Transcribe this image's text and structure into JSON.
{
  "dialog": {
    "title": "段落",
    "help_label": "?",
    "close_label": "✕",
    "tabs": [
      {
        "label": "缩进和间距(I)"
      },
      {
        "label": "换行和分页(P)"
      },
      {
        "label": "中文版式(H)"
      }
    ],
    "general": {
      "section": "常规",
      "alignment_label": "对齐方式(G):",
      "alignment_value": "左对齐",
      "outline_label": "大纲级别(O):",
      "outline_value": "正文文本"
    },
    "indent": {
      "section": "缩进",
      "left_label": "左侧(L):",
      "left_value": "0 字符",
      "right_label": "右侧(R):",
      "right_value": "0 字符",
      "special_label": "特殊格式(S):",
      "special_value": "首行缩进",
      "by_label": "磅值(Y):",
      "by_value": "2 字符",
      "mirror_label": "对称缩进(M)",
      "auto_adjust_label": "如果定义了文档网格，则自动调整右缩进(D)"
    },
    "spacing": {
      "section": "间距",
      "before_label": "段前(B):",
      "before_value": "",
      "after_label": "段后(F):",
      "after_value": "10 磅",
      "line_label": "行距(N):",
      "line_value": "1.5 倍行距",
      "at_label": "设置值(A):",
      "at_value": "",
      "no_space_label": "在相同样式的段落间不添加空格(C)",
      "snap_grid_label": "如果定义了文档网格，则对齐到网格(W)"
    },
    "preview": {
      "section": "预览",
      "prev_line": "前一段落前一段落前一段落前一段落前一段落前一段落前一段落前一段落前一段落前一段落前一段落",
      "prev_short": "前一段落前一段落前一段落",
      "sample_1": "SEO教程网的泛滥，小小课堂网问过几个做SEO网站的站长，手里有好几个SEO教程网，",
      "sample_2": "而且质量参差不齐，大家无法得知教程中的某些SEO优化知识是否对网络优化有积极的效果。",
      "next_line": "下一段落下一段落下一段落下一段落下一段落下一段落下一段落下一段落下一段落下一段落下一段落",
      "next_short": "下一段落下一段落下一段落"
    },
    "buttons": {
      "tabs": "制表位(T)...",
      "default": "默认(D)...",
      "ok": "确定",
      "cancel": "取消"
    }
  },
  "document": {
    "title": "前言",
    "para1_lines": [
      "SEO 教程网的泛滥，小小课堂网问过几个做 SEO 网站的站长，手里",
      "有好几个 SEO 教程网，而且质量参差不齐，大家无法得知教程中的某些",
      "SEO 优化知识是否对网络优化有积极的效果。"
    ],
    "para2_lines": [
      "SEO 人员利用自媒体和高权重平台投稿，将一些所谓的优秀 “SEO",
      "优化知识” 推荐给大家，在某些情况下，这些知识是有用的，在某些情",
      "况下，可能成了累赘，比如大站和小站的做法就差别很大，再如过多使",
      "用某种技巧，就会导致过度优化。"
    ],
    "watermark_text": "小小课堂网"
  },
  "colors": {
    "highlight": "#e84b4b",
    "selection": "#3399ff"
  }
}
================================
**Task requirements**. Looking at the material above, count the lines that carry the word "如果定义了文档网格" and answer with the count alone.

**Your response**. 2